#### Exercise instructions:
Retype every record that appears below, unchanged.

-- Information provided follows --

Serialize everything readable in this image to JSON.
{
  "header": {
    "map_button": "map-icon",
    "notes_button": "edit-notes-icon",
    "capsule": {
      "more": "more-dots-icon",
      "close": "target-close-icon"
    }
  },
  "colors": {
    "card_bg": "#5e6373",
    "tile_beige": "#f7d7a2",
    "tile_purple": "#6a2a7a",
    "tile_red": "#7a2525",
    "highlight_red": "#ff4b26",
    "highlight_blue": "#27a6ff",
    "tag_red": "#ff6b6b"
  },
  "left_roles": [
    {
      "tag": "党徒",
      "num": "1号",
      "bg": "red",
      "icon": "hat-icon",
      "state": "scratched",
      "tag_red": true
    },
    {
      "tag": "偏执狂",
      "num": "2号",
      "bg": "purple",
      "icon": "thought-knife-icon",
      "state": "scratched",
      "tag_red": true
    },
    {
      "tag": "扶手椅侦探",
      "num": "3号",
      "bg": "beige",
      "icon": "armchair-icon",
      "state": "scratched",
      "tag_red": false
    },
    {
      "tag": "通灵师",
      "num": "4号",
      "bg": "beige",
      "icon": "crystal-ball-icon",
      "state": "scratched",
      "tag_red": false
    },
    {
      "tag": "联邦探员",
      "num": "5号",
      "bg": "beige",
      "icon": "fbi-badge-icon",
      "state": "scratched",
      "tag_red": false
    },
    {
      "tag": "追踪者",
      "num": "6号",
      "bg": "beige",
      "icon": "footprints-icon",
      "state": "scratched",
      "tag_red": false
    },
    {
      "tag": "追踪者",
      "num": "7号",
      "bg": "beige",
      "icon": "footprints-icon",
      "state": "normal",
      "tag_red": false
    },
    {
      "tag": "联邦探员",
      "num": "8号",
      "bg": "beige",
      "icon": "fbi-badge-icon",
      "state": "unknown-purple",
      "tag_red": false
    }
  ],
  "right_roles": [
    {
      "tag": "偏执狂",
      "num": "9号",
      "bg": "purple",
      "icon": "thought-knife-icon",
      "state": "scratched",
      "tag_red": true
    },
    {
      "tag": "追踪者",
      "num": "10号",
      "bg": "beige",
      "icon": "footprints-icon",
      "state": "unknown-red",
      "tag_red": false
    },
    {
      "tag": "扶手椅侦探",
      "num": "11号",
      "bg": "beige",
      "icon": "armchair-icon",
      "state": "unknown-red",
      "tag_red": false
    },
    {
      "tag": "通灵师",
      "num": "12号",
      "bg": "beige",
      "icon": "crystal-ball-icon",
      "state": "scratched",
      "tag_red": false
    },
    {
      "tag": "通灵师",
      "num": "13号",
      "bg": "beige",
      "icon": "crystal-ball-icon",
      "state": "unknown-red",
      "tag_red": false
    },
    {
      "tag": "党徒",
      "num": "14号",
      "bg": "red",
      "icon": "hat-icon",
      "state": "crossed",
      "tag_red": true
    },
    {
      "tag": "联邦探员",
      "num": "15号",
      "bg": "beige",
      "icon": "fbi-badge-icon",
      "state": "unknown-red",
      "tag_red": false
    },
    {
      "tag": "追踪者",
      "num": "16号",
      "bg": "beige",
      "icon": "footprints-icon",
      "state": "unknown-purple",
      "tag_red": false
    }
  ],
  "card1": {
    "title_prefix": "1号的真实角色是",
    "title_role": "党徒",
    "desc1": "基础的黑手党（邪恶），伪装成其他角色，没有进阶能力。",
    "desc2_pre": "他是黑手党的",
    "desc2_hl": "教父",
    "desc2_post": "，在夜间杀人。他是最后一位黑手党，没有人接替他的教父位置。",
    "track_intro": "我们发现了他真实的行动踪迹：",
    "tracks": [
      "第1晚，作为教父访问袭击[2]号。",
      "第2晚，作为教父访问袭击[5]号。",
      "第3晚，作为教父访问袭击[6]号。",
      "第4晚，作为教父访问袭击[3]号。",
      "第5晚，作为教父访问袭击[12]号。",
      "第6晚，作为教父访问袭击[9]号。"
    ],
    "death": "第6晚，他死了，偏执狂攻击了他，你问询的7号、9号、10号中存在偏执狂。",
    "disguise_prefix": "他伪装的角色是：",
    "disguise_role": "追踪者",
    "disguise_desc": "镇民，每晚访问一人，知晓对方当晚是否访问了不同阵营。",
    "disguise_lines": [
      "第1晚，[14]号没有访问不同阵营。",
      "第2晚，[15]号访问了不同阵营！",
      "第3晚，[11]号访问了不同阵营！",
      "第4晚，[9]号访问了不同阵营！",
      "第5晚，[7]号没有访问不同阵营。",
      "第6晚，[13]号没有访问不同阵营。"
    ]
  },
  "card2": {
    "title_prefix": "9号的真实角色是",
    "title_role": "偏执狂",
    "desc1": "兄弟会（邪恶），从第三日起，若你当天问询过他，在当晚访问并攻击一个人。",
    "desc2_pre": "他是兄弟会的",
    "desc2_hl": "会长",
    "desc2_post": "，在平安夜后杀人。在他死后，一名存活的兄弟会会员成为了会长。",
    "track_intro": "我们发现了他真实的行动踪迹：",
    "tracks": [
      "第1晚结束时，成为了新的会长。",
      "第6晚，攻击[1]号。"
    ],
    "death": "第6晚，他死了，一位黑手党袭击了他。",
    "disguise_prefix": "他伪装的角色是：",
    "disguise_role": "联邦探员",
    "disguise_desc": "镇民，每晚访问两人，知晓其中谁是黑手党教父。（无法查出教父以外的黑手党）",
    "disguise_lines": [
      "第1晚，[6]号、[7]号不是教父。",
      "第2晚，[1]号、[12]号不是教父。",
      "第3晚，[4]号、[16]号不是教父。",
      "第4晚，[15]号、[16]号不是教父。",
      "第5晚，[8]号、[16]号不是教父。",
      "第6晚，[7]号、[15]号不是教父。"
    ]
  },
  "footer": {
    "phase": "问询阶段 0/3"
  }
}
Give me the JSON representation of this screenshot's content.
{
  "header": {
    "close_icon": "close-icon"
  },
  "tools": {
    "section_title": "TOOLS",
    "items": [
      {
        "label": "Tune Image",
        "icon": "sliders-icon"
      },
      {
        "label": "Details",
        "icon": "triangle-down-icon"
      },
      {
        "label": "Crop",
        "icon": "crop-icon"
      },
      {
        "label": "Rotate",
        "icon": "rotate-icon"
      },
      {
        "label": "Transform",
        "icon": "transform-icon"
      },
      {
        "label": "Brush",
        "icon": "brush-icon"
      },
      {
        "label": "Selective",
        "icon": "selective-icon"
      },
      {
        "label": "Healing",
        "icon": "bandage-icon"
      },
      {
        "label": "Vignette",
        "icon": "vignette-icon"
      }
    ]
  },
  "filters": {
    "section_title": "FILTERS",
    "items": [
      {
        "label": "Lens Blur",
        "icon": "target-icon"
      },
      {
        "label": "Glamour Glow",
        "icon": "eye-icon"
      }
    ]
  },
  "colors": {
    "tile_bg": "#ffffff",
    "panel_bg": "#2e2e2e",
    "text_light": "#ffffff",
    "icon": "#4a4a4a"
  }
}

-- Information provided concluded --

#### Exercise result:
Serialize everything readable in this image to JSON.
{
  "header": {
    "map_button": "map-icon",
    "notes_button": "edit-notes-icon",
    "capsule": {
      "more": "more-dots-icon",
      "close": "target-close-icon"
    }
  },
  "colors": {
    "card_bg": "#5e6373",
    "tile_beige": "#f7d7a2",
    "tile_purple": "#6a2a7a",
    "tile_red": "#7a2525",
    "highlight_red": "#ff4b26",
    "highlight_blue": "#27a6ff",
    "tag_red": "#ff6b6b"
  },
  "left_roles": [
    {
      "tag": "党徒",
      "num": "1号",
      "bg": "red",
      "icon": "hat-icon",
      "state": "scratched",
      "tag_red": true
    },
    {
      "tag": "偏执狂",
      "num": "2号",
      "bg": "purple",
      "icon": "thought-knife-icon",
      "state": "scratched",
      "tag_red": true
    },
    {
      "tag": "扶手椅侦探",
      "num": "3号",
      "bg": "beige",
      "icon": "armchair-icon",
      "state": "scratched",
      "tag_red": false
    },
    {
      "tag": "通灵师",
      "num": "4号",
      "bg": "beige",
      "icon": "crystal-ball-icon",
      "state": "scratched",
      "tag_red": false
    },
    {
      "tag": "联邦探员",
      "num": "5号",
      "bg": "beige",
      "icon": "fbi-badge-icon",
      "state": "scratched",
      "tag_red": false
    },
    {
      "tag": "追踪者",
      "num": "6号",
      "bg": "beige",
      "icon": "footprints-icon",
      "state": "scratched",
      "tag_red": false
    },
    {
      "tag": "追踪者",
      "num": "7号",
      "bg": "beige",
      "icon": "footprints-icon",
      "state": "normal",
      "tag_red": false
    },
    {
      "tag": "联邦探员",
      "num": "8号",
      "bg": "beige",
      "icon": "fbi-badge-icon",
      "state": "unknown-purple",
      "tag_red": false
    }
  ],
  "right_roles": [
    {
      "tag": "偏执狂",
      "num": "9号",
      "bg": "purple",
      "icon": "thought-knife-icon",
      "state": "scratched",
      "tag_red": true
    },
    {
      "tag": "追踪者",
      "num": "10号",
      "bg": "beige",
      "icon": "footprints-icon",
      "state": "unknown-red",
      "tag_red": false
    },
    {
      "tag": "扶手椅侦探",
      "num": "11号",
      "bg": "beige",
      "icon": "armchair-icon",
      "state": "unknown-red",
      "tag_red": false
    },
    {
      "tag": "通灵师",
      "num": "12号",
      "bg": "beige",
      "icon": "crystal-ball-icon",
      "state": "scratched",
      "tag_red": false
    },
    {
      "tag": "通灵师",
      "num": "13号",
      "bg": "beige",
      "icon": "crystal-ball-icon",
      "state": "unknown-red",
      "tag_red": false
    },
    {
      "tag": "党徒",
      "num": "14号",
      "bg": "red",
      "icon": "hat-icon",
      "state": "crossed",
      "tag_red": true
    },
    {
      "tag": "联邦探员",
      "num": "15号",
      "bg": "beige",
      "icon": "fbi-badge-icon",
      "state": "unknown-red",
      "tag_red": false
    },
    {
      "tag": "追踪者",
      "num": "16号",
      "bg": "beige",
      "icon": "footprints-icon",
      "state": "unknown-purple",
      "tag_red": false
    }
  ],
  "card1": {
    "title_prefix": "1号的真实角色是",
    "title_role": "党徒",
    "desc1": "基础的黑手党（邪恶），伪装成其他角色，没有进阶能力。",
    "desc2_pre": "他是黑手党的",
    "desc2_hl": "教父",
    "desc2_post": "，在夜间杀人。他是最后一位黑手党，没有人接替他的教父位置。",
    "track_intro": "我们发现了他真实的行动踪迹：",
    "tracks": [
      "第1晚，作为教父访问袭击[2]号。",
      "第2晚，作为教父访问袭击[5]号。",
      "第3晚，作为教父访问袭击[6]号。",
      "第4晚，作为教父访问袭击[3]号。",
      "第5晚，作为教父访问袭击[12]号。",
      "第6晚，作为教父访问袭击[9]号。"
    ],
    "death": "第6晚，他死了，偏执狂攻击了他，你问询的7号、9号、10号中存在偏执狂。",
    "disguise_prefix": "他伪装的角色是：",
    "disguise_role": "追踪者",
    "disguise_desc": "镇民，每晚访问一人，知晓对方当晚是否访问了不同阵营。",
    "disguise_lines": [
      "第1晚，[14]号没有访问不同阵营。",
      "第2晚，[15]号访问了不同阵营！",
      "第3晚，[11]号访问了不同阵营！",
      "第4晚，[9]号访问了不同阵营！",
      "第5晚，[7]号没有访问不同阵营。",
      "第6晚，[13]号没有访问不同阵营。"
    ]
  },
  "card2": {
    "title_prefix": "9号的真实角色是",
    "title_role": "偏执狂",
    "desc1": "兄弟会（邪恶），从第三日起，若你当天问询过他，在当晚访问并攻击一个人。",
    "desc2_pre": "他是兄弟会的",
    "desc2_hl": "会长",
    "desc2_post": "，在平安夜后杀人。在他死后，一名存活的兄弟会会员成为了会长。",
    "track_intro": "我们发现了他真实的行动踪迹：",
    "tracks": [
      "第1晚结束时，成为了新的会长。",
      "第6晚，攻击[1]号。"
    ],
    "death": "第6晚，他死了，一位黑手党袭击了他。",
    "disguise_prefix": "他伪装的角色是：",
    "disguise_role": "联邦探员",
    "disguise_desc": "镇民，每晚访问两人，知晓其中谁是黑手党教父。（无法查出教父以外的黑手党）",
    "disguise_lines": [
      "第1晚，[6]号、[7]号不是教父。",
      "第2晚，[1]号、[12]号不是教父。",
      "第3晚，[4]号、[16]号不是教父。",
      "第4晚，[15]号、[16]号不是教父。",
      "第5晚，[8]号、[16]号不是教父。",
      "第6晚，[7]号、[15]号不是教父。"
    ]
  },
  "footer": {
    "phase": "问询阶段 0/3"
  }
}
Give me the JSON representation of this screenshot's content.
{
  "header": {
    "close_icon": "close-icon"
  },
  "tools": {
    "section_title": "TOOLS",
    "items": [
      {
        "label": "Tune Image",
        "icon": "sliders-icon"
      },
      {
        "label": "Details",
        "icon": "triangle-down-icon"
      },
      {
        "label": "Crop",
        "icon": "crop-icon"
      },
      {
        "label": "Rotate",
        "icon": "rotate-icon"
      },
      {
        "label": "Transform",
        "icon": "transform-icon"
      },
      {
        "label": "Brush",
        "icon": "brush-icon"
      },
      {
        "label": "Selective",
        "icon": "selective-icon"
      },
      {
        "label": "Healing",
        "icon": "bandage-icon"
      },
      {
        "label": "Vignette",
        "icon": "vignette-icon"
      }
    ]
  },
  "filters": {
    "section_title": "FILTERS",
    "items": [
      {
        "label": "Lens Blur",
        "icon": "target-icon"
      },
      {
        "label": "Glamour Glow",
        "icon": "eye-icon"
      }
    ]
  },
  "colors": {
    "tile_bg": "#ffffff",
    "panel_bg": "#2e2e2e",
    "text_light": "#ffffff",
    "icon": "#4a4a4a"
  }
}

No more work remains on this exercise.